* Recorded data *
○ ○ ○ ○ ○

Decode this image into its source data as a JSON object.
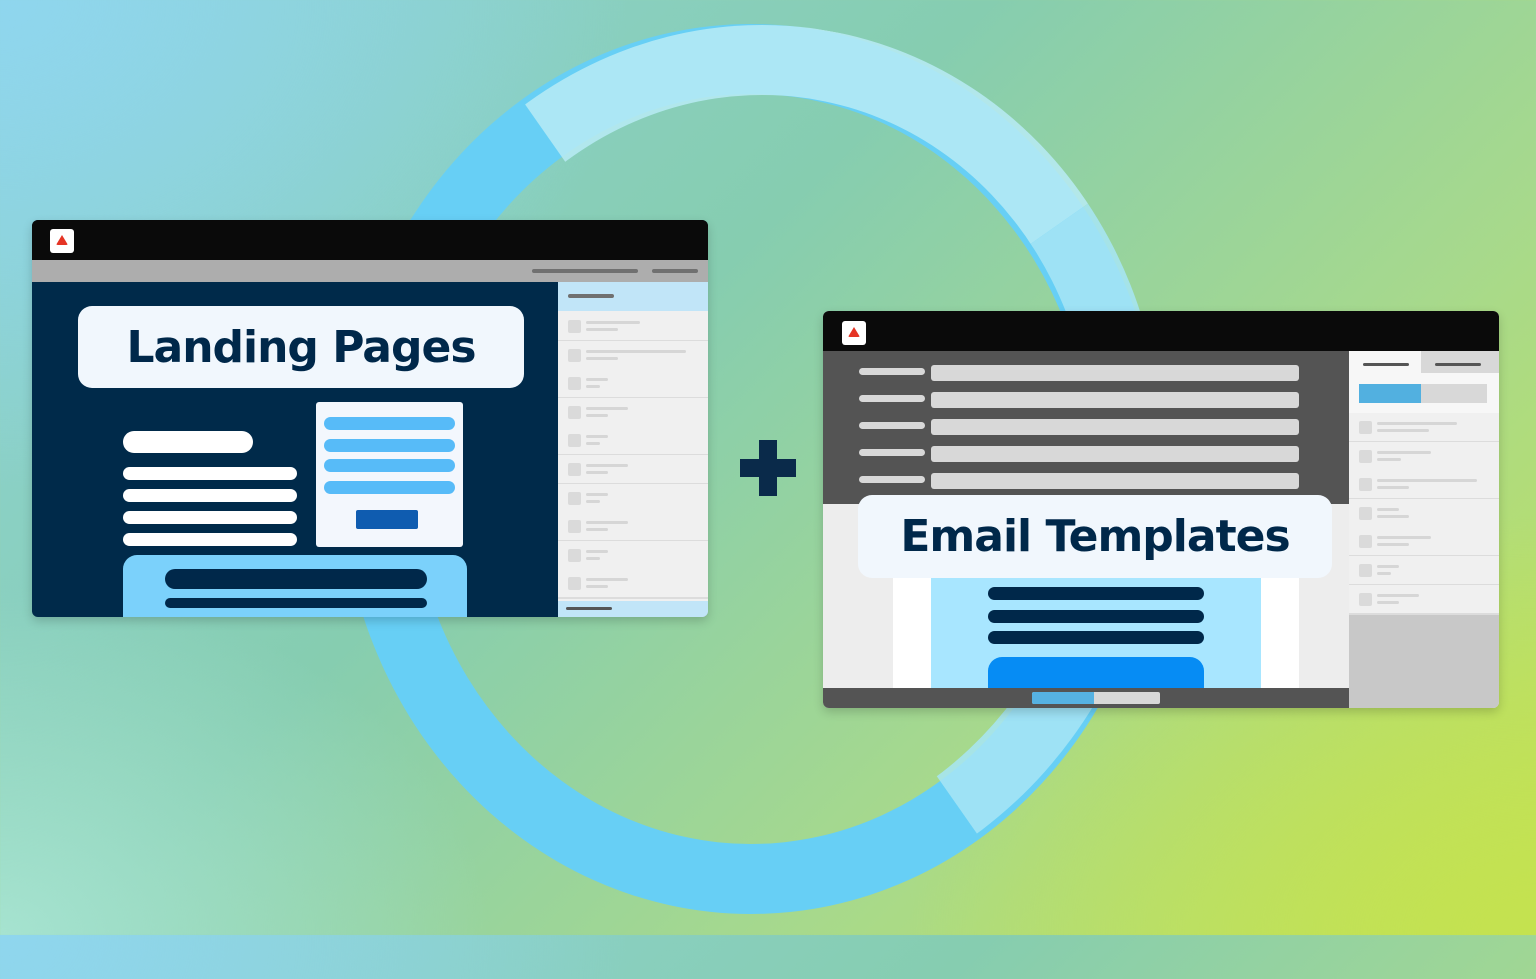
{
  "background": {
    "ring_color": "#67cff5",
    "navy": "#00284a",
    "accent_red": "#e53424"
  },
  "landing_window": {
    "title": "Landing Pages",
    "logo_icon": "brand-triangle-icon",
    "sidebar_rows": 10
  },
  "connector": {
    "symbol_icon": "plus-icon"
  },
  "email_window": {
    "title": "Email Templates",
    "logo_icon": "brand-triangle-icon",
    "form_rows": 5,
    "sidebar_rows": 7
  }
}
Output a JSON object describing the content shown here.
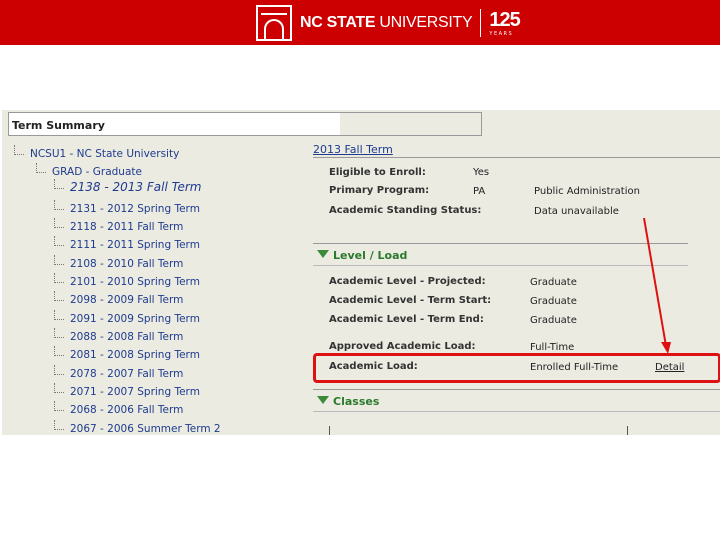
{
  "banner": {
    "brand_bold": "NC STATE",
    "brand_light": " UNIVERSITY",
    "anniversary_number": "125",
    "anniversary_label": "YEARS",
    "color": "#cc0000"
  },
  "term_summary": {
    "header": "Term Summary",
    "tree": [
      {
        "label": "NCSU1 - NC State University"
      },
      {
        "label": "GRAD - Graduate"
      },
      {
        "label": "2138 - 2013 Fall Term",
        "selected": true
      },
      {
        "label": "2131 - 2012 Spring Term"
      },
      {
        "label": "2118 - 2011 Fall Term"
      },
      {
        "label": "2111 - 2011 Spring Term"
      },
      {
        "label": "2108 - 2010 Fall Term"
      },
      {
        "label": "2101 - 2010 Spring Term"
      },
      {
        "label": "2098 - 2009 Fall Term"
      },
      {
        "label": "2091 - 2009 Spring Term"
      },
      {
        "label": "2088 - 2008 Fall Term"
      },
      {
        "label": "2081 - 2008 Spring Term"
      },
      {
        "label": "2078 - 2007 Fall Term"
      },
      {
        "label": "2071 - 2007 Spring Term"
      },
      {
        "label": "2068 - 2006 Fall Term"
      },
      {
        "label": "2067 - 2006 Summer Term 2"
      }
    ]
  },
  "term_detail": {
    "title": "2013 Fall Term",
    "eligible_label": "Eligible to Enroll:",
    "eligible_value": "Yes",
    "program_label": "Primary Program:",
    "program_code": "PA",
    "program_name": "Public Administration",
    "standing_label": "Academic Standing Status:",
    "standing_value": "Data unavailable"
  },
  "level_load": {
    "title": "Level / Load",
    "projected_label": "Academic Level - Projected:",
    "projected_value": "Graduate",
    "start_label": "Academic Level - Term Start:",
    "start_value": "Graduate",
    "end_label": "Academic Level - Term End:",
    "end_value": "Graduate",
    "approved_label": "Approved Academic Load:",
    "approved_value": "Full-Time",
    "load_label": "Academic Load:",
    "load_value": "Enrolled Full-Time",
    "detail_link": "Detail"
  },
  "classes": {
    "title": "Classes"
  },
  "annotation": {
    "highlight_color": "#dd1111"
  }
}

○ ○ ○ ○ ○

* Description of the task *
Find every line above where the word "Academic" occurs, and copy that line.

* The answer *
    "standing_label": "Academic Standing Status:",
    "projected_label": "Academic Level - Projected:",
    "start_label": "Academic Level - Term Start:",
    "end_label": "Academic Level - Term End:",
    "approved_label": "Approved Academic Load:",
    "load_label": "Academic Load:",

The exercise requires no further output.